··· Supplied information ···
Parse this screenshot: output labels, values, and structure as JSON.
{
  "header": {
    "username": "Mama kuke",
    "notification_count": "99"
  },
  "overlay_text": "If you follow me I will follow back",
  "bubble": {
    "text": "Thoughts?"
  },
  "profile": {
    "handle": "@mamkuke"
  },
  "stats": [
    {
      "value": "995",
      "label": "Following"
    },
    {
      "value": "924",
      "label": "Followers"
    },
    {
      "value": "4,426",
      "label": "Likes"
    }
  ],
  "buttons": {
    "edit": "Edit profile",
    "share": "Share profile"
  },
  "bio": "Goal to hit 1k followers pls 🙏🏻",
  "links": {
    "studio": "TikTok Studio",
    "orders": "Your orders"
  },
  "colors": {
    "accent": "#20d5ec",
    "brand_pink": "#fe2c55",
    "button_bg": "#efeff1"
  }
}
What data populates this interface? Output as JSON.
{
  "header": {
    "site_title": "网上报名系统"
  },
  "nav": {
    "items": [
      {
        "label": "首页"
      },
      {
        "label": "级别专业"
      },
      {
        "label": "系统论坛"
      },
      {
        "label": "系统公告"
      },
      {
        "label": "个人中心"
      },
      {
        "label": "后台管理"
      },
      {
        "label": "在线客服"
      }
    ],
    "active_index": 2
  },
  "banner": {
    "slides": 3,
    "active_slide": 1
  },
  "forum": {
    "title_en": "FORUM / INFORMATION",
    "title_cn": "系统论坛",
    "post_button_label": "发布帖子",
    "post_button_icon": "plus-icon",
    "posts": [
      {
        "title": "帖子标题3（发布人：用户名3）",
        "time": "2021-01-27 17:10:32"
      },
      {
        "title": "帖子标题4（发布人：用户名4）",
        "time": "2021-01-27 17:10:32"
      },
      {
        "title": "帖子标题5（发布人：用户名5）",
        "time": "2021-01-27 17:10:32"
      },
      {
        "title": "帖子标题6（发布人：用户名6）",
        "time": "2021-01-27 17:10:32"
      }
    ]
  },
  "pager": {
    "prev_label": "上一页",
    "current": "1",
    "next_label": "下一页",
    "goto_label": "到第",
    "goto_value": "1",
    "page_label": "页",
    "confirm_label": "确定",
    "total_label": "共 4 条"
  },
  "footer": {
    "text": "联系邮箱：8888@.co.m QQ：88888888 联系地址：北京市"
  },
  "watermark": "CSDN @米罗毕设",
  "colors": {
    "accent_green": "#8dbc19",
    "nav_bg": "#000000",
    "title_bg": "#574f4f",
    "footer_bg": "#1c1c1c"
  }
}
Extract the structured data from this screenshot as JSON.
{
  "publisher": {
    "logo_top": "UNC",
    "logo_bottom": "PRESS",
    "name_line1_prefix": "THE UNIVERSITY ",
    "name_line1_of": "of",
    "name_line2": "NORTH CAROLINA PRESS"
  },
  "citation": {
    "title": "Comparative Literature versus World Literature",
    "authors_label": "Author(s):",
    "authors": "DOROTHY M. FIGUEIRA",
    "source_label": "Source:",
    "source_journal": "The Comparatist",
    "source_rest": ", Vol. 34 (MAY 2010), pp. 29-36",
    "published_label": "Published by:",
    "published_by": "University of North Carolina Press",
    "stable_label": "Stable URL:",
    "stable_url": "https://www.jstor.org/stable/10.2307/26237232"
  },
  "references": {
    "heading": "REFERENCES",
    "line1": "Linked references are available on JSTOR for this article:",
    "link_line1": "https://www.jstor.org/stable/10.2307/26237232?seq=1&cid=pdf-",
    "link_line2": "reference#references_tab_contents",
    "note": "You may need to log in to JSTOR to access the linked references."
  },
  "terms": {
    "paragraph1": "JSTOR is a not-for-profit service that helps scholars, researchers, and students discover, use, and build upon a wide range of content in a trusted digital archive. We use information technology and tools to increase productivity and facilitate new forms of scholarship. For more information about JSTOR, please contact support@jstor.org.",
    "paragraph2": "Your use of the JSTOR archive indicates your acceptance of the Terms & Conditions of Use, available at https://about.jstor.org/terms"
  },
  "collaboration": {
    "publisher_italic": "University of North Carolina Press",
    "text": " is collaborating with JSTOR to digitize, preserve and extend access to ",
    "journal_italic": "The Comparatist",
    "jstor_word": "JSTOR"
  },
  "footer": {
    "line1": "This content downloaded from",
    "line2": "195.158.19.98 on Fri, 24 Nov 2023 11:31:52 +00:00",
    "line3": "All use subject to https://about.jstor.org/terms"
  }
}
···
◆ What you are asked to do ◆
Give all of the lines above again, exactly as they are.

◆ Solution to this problem ◆
Parse this screenshot: output labels, values, and structure as JSON.
{
  "header": {
    "username": "Mama kuke",
    "notification_count": "99"
  },
  "overlay_text": "If you follow me I will follow back",
  "bubble": {
    "text": "Thoughts?"
  },
  "profile": {
    "handle": "@mamkuke"
  },
  "stats": [
    {
      "value": "995",
      "label": "Following"
    },
    {
      "value": "924",
      "label": "Followers"
    },
    {
      "value": "4,426",
      "label": "Likes"
    }
  ],
  "buttons": {
    "edit": "Edit profile",
    "share": "Share profile"
  },
  "bio": "Goal to hit 1k followers pls 🙏🏻",
  "links": {
    "studio": "TikTok Studio",
    "orders": "Your orders"
  },
  "colors": {
    "accent": "#20d5ec",
    "brand_pink": "#fe2c55",
    "button_bg": "#efeff1"
  }
}
What data populates this interface? Output as JSON.
{
  "header": {
    "site_title": "网上报名系统"
  },
  "nav": {
    "items": [
      {
        "label": "首页"
      },
      {
        "label": "级别专业"
      },
      {
        "label": "系统论坛"
      },
      {
        "label": "系统公告"
      },
      {
        "label": "个人中心"
      },
      {
        "label": "后台管理"
      },
      {
        "label": "在线客服"
      }
    ],
    "active_index": 2
  },
  "banner": {
    "slides": 3,
    "active_slide": 1
  },
  "forum": {
    "title_en": "FORUM / INFORMATION",
    "title_cn": "系统论坛",
    "post_button_label": "发布帖子",
    "post_button_icon": "plus-icon",
    "posts": [
      {
        "title": "帖子标题3（发布人：用户名3）",
        "time": "2021-01-27 17:10:32"
      },
      {
        "title": "帖子标题4（发布人：用户名4）",
        "time": "2021-01-27 17:10:32"
      },
      {
        "title": "帖子标题5（发布人：用户名5）",
        "time": "2021-01-27 17:10:32"
      },
      {
        "title": "帖子标题6（发布人：用户名6）",
        "time": "2021-01-27 17:10:32"
      }
    ]
  },
  "pager": {
    "prev_label": "上一页",
    "current": "1",
    "next_label": "下一页",
    "goto_label": "到第",
    "goto_value": "1",
    "page_label": "页",
    "confirm_label": "确定",
    "total_label": "共 4 条"
  },
  "footer": {
    "text": "联系邮箱：8888@.co.m QQ：88888888 联系地址：北京市"
  },
  "watermark": "CSDN @米罗毕设",
  "colors": {
    "accent_green": "#8dbc19",
    "nav_bg": "#000000",
    "title_bg": "#574f4f",
    "footer_bg": "#1c1c1c"
  }
}
Extract the structured data from this screenshot as JSON.
{
  "publisher": {
    "logo_top": "UNC",
    "logo_bottom": "PRESS",
    "name_line1_prefix": "THE UNIVERSITY ",
    "name_line1_of": "of",
    "name_line2": "NORTH CAROLINA PRESS"
  },
  "citation": {
    "title": "Comparative Literature versus World Literature",
    "authors_label": "Author(s):",
    "authors": "DOROTHY M. FIGUEIRA",
    "source_label": "Source:",
    "source_journal": "The Comparatist",
    "source_rest": ", Vol. 34 (MAY 2010), pp. 29-36",
    "published_label": "Published by:",
    "published_by": "University of North Carolina Press",
    "stable_label": "Stable URL:",
    "stable_url": "https://www.jstor.org/stable/10.2307/26237232"
  },
  "references": {
    "heading": "REFERENCES",
    "line1": "Linked references are available on JSTOR for this article:",
    "link_line1": "https://www.jstor.org/stable/10.2307/26237232?seq=1&cid=pdf-",
    "link_line2": "reference#references_tab_contents",
    "note": "You may need to log in to JSTOR to access the linked references."
  },
  "terms": {
    "paragraph1": "JSTOR is a not-for-profit service that helps scholars, researchers, and students discover, use, and build upon a wide range of content in a trusted digital archive. We use information technology and tools to increase productivity and facilitate new forms of scholarship. For more information about JSTOR, please contact support@jstor.org.",
    "paragraph2": "Your use of the JSTOR archive indicates your acceptance of the Terms & Conditions of Use, available at https://about.jstor.org/terms"
  },
  "collaboration": {
    "publisher_italic": "University of North Carolina Press",
    "text": " is collaborating with JSTOR to digitize, preserve and extend access to ",
    "journal_italic": "The Comparatist",
    "jstor_word": "JSTOR"
  },
  "footer": {
    "line1": "This content downloaded from",
    "line2": "195.158.19.98 on Fri, 24 Nov 2023 11:31:52 +00:00",
    "line3": "All use subject to https://about.jstor.org/terms"
  }
}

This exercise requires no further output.